To help reduce duplicate super accounts, the government has introduced a system where you will keep your existing super fund when you change jobs – the super account will be ‘stapled’ to you.
If you’ve changed jobs multiple times over your working life, you may have multiple super accounts with different funds, all charging separate fees and insurance premiums.
In fact, 27% of Australians have more than one super fund. Every year, about 1.6 million people change jobs and and 470,000 people enter the workforce for the firs time. This leads to approximately 850,000 duplicate accounts being created¹.
From 1 November 2021, the government’s new reforms will help reduce duplicate accounts across the industry.
What is super stapling?
To help reduce duplicate super accounts, the government has introduced a system where you will keep your existing super fund when you change jobs – the super account will be ‘stapled’ to you. This super account will follow you from job to job. If you have more than one account, the ATO will decide which account you are stapled to (usually the one that last received a contribution or has the highest account balance).
How does it work?
1. You choose a super fund
If you choose a super fund, your new employer must contribute to your chosen fund.
When you start a new job, your employer may give you the opportunity to choose the super fund for your employer’s super contributions. Choosing a super fund is easy – you can do it online using your MyGov account, with the assistance of the Government’s new ‘Your Super Comparison Tool’, or you can complete a Superannuation standard choice form that your employer gives you. Most employees are entitled to choose their own super fund, but there are still a few limited exceptions to this general rule.
2. Your stapled fund (no chosen fund)
If you don’t choose a super fund, your employer must request the details of your stapled fund from the ATO. If the ATO provides your employer with the details of your stapled fund, your employer must contribute to that stapled fund.
3. Your employer’s default fund (no chosen fund and no stapled fund)

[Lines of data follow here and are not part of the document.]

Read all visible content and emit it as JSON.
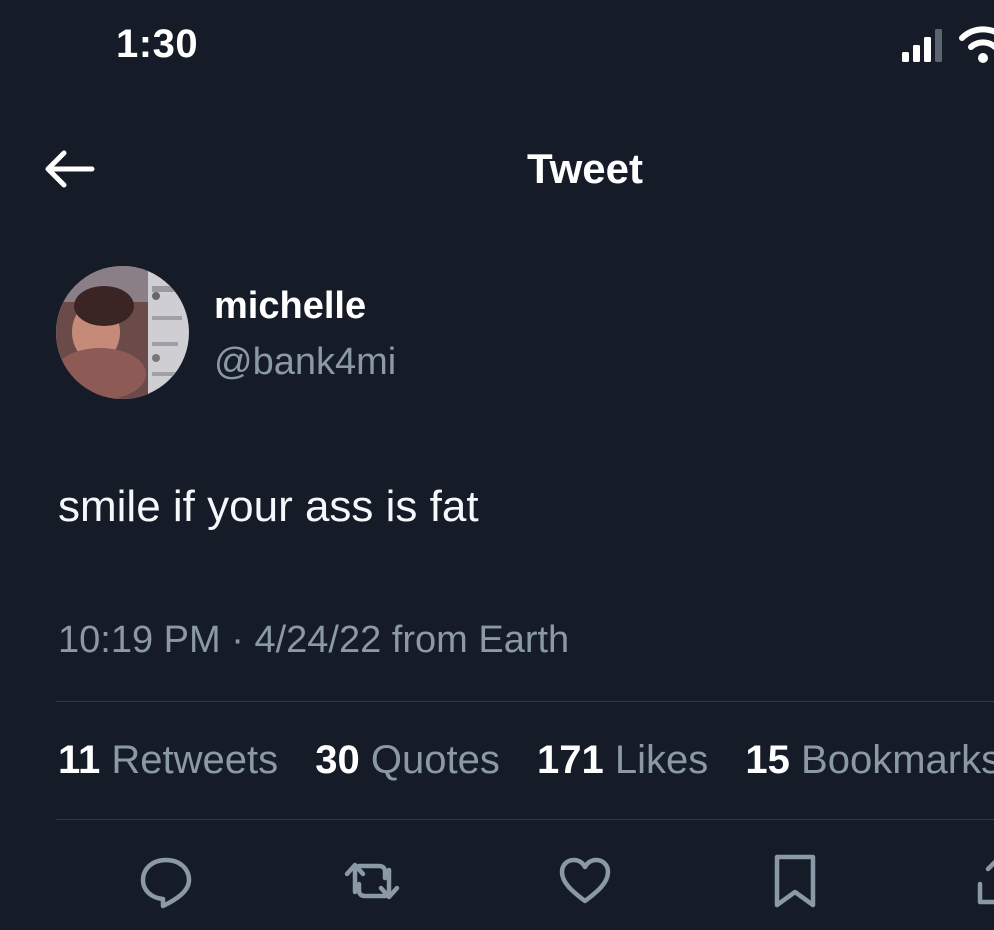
{
  "status_bar": {
    "time": "1:30"
  },
  "header": {
    "title": "Tweet"
  },
  "tweet": {
    "author": {
      "display_name": "michelle",
      "handle": "@bank4mi"
    },
    "text": "smile if your ass is fat",
    "time": "10:19 PM",
    "separator": "·",
    "date": "4/24/22",
    "source": "from Earth"
  },
  "stats": {
    "retweets": {
      "count": "11",
      "label": "Retweets"
    },
    "quotes": {
      "count": "30",
      "label": "Quotes"
    },
    "likes": {
      "count": "171",
      "label": "Likes"
    },
    "bookmarks": {
      "count": "15",
      "label": "Bookmarks"
    }
  },
  "actions": [
    "reply-icon",
    "retweet-icon",
    "like-icon",
    "bookmark-icon",
    "share-icon"
  ],
  "colors": {
    "background": "#151c28",
    "secondary_text": "#8b98a5",
    "primary_text": "#ffffff",
    "divider": "#2f3a47"
  }
}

If you don’t (or can’t) choose your own super fund, and you don’t have a stapled super fund, your employer must pay your super into a super account they choose for you. This is your employer’s ‘default fund’.
Your super account that your new employer contributes to, then stays with you when you change employers (unless you actively choose another fund). This ensures that a new account is not created every time you change jobs.
But don’t worry, the choice is still yours. If you aren’t happy with your current super fund (whether chosen, stapled, or default) you can choose another fund at any time.
What are some of the benefits?
In addition to saving on fees, there are some other great benefits of having one super account.
- Easier to keep track of your super
- Continuing the insurance cover you have. This can often be a very important consideration because as we get older, suffer any poor health or illnesses, or our circumstances change, arranging new insurance maybe more difficult, and can sometimes be more expensive.
Things to consider
As mentioned, the legislation is designed to prevent unnecessary new accounts from being created when you change jobs. If you think you may have more super accounts than you need, you might want to think about whether consolidating them into one account is right for you and consider the following:
- Check any costs from withdrawing from your other accounts.
- Consider whether the insurance in your chosen super account is appropriate for you.
- Check if you have any special arrangements or have a defined benefit fund with benefits that will be lost if the account is closed.
You may have valid reasons as to why you may have more than one super account, which is completely OK, as it is your retirement savings and you are in control.
To find out if you have more than one super account, you can check via the my.gov.au website. Select the Australian Taxation Office tab and look for superannuation in the drop down menu.
If you’d like to talk to somebody who can provide you with advice, please speak with your Pinnacle adviser.
¹ Australian Government, Your Future, Your Super ‘Reforms to make your super work harder for you’ October 2020 treasury.gov.au
² You can choose a new fund if you are entitled to choice. Your employer is permitted to reject your choice if you have chosen a fund for within the last 12 months.
Source: Colonial First State